The shipping container on its own without a roof will be inadequate to protect the house from weather elements and thermally insulate the home. Having a roof for your container home ensures the structure is protected from moisture damage by diverting rainwater. It also regulates the indoors to a comfortable temperature through heavier insulation. Homeowners typically choose between installing a Shed Roof, Gable Roof or Flat Roof for their shipping container home.
It is arguable that shipping containers already come with a roof. Technically, yes there is a roof over your head when you enter the box. However, a proper roof system not only shades your head, it also protects the structure from weather elements, manages stormwater and snow shedding and regulates the temperature indoors.

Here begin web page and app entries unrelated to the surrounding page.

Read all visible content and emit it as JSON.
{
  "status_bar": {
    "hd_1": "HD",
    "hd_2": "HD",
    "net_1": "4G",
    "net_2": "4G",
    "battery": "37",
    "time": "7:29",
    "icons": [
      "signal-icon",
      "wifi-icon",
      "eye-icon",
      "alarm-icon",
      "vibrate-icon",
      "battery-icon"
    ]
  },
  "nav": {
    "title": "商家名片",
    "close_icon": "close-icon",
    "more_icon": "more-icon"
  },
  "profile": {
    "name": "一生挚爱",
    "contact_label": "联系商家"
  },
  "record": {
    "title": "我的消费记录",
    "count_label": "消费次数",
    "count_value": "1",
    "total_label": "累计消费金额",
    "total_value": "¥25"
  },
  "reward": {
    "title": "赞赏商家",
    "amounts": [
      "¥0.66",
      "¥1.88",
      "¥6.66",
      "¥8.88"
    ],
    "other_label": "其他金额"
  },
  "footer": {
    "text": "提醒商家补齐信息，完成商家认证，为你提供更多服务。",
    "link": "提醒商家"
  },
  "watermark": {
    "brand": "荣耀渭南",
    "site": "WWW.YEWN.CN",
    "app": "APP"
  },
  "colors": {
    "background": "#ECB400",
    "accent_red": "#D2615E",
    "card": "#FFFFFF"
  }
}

Therefore, for the longevity of your home, it is preferable to opt for a roof as much as your budget allows.
“It adds structural support to the home by making it more rigid. It adds an extra layer between the interior of your home and the outside world, which improves efficiency by keeping the hot air in during winter. It helps protect your belongings (furniture, electronics, and clothing) from exposure to moisture.” (1)

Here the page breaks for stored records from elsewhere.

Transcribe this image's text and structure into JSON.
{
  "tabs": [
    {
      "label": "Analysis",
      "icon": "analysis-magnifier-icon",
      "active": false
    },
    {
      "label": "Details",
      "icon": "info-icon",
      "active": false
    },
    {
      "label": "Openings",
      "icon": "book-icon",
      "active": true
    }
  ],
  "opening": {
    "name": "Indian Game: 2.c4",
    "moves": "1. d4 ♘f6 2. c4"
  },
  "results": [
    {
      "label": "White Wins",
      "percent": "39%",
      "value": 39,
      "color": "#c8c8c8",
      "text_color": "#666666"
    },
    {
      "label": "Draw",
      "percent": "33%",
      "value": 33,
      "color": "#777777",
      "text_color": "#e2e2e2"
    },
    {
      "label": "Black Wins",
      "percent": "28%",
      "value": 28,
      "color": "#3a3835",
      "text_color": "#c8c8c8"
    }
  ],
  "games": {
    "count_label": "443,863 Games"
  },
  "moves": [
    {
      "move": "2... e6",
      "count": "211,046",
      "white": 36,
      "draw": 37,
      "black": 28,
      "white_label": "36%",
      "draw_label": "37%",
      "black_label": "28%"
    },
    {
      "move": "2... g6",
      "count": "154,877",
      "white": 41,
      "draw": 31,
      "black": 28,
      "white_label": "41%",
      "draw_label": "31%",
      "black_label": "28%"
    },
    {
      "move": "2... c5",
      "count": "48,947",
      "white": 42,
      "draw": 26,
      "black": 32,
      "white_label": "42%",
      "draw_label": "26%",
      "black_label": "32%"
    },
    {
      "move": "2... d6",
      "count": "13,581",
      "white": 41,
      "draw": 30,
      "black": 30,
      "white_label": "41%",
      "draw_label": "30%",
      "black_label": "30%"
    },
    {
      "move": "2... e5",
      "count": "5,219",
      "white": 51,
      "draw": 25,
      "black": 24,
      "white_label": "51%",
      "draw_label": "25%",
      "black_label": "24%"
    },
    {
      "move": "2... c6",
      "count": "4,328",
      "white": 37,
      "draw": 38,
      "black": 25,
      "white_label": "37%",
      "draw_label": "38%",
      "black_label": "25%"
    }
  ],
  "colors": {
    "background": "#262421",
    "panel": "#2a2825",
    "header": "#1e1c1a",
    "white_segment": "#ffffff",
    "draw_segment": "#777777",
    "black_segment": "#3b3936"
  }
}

Not roofing your container home will save you money at first, but may suffer the added costs over time in maintenance and cooling or heating from lack of insulation.
Having a roof could give you cost savings in energy bills, as it would manage the hot air that rises. Instead of just escaping, it could’ve heated the home. It can also prevent the hot air from condensating to vapor causing the container to rust. (2)
Roof systems protect the inside as much as the outside. Overhangs allow the snow and rain to drip away from your walls, doors and windows to prevent moisture damage. Imagine if it were a plain container home box, the water would continue to run down the walls and around the crevices of your doors and windows. (2)
It’s highly recommended to get a roof for your shipping container home. There are also plenty to choose from that can greatly change the feel of your home!
- Less expensive
- Simple, easy maintenance
- Quick to Build
- Great for Solar Panels
- Good for rainwater harvesting
- Many varieties: Lean to, Butterfly, Saltbox, Sawtooth
- *Problematic for high wind speed areas, needs great anchorage (3)
- “Traditional look” – Triangle
- Greatest slope – best for snow
- Most water drainage – less leaks
- More ceiling volume/height
- Good for rainwater harvesting
- *Alternative “hip roof” that has four sided slopes
- Existing for shipping container (“cheapest” initially)
- Increase living space by creating terrace
- Best for green roof/living roof
- Can install solar panels (on angle bars)
- *Needs gentle slope to prevent water pooling
- **Expensive in maintenance being most susceptible to puddles.
If your budget really does not permit a whole roofing system, install a safety barrier above your container:
“Lay a tarpaulin sheet onto the roof of the container and overlay this with rolls of asphalt. This will provide you with a layer of defense between the dampness and the container’s roof.” (2)
For more details on the types of roofs you can choose from, their advantages and conditions, check out this informational video! Top 5 ROOF TYPES Used on Shipping CONTAINER HOMES and Buildings by SHELTERMODE HOMES – YouTube
Regardless of the method or roof style you choose, you need to consult an engineer. They will analyze the material and style against your climate. For example, a flat roof will not do well in an area that receives a lot of rain. A high pitched slope is susceptible to being blown away where there are strong winds. Colder climates will need that steep pitch to shed off the snow. Hotter climates need good insulation. All roofs need good ventilation to avoid condensation rusting the structure.
Engineers will also calculate the roof load your structure can carry. This includes the dead load (all the materials used), the live load (equipment and people that move around) and transient load (weather load such as rain, wind and snow). (2)
The corrugation of CorTen steel gives the containers their rigidity and strength, however being a continuous weld all around also poses some weather challenges. This makes it difficult for multi-container homes attached side by side. The water can easily slip in between the modules, eventually creating moisture damage like rust. (4)
All the more reason to invest those savings on the overall structure toward a roof that will protect your investment. Besides, you can get creative with it and install a green roof that will cool your space or give you free herbs. You can also convert it into a terrace or patio and double your usable floor area!
- Bryhal. (2022, March 13). Do shipping container homes need a roof? Container Authority. Retrieved August 2022, from https://containerauthority.net/do-shipping-container-homes-need-a-roof/
- Discover Containers. (2019, December 21). Container Home Roofs: How to choose. Discover Containers. Retrieved August 2022, from https://www.discovercontainers.com/how-to-fit-a-roof-onto-your-shipping-container/
- Sheltermode. (2017, November 28). Top 5 roof types used on shipping container homes and buildings by Sheltermode Homes. YouTube. Retrieved August 2022, from https://www.youtube.com/watch?v=9idGXS0N37w
- i Container Home. (2020, June 1). Container Home Roof Design Ideas. iContainerHome.com. Retrieved August 2022, from https://icontainerhome.com/container-home-roof-design-ideas/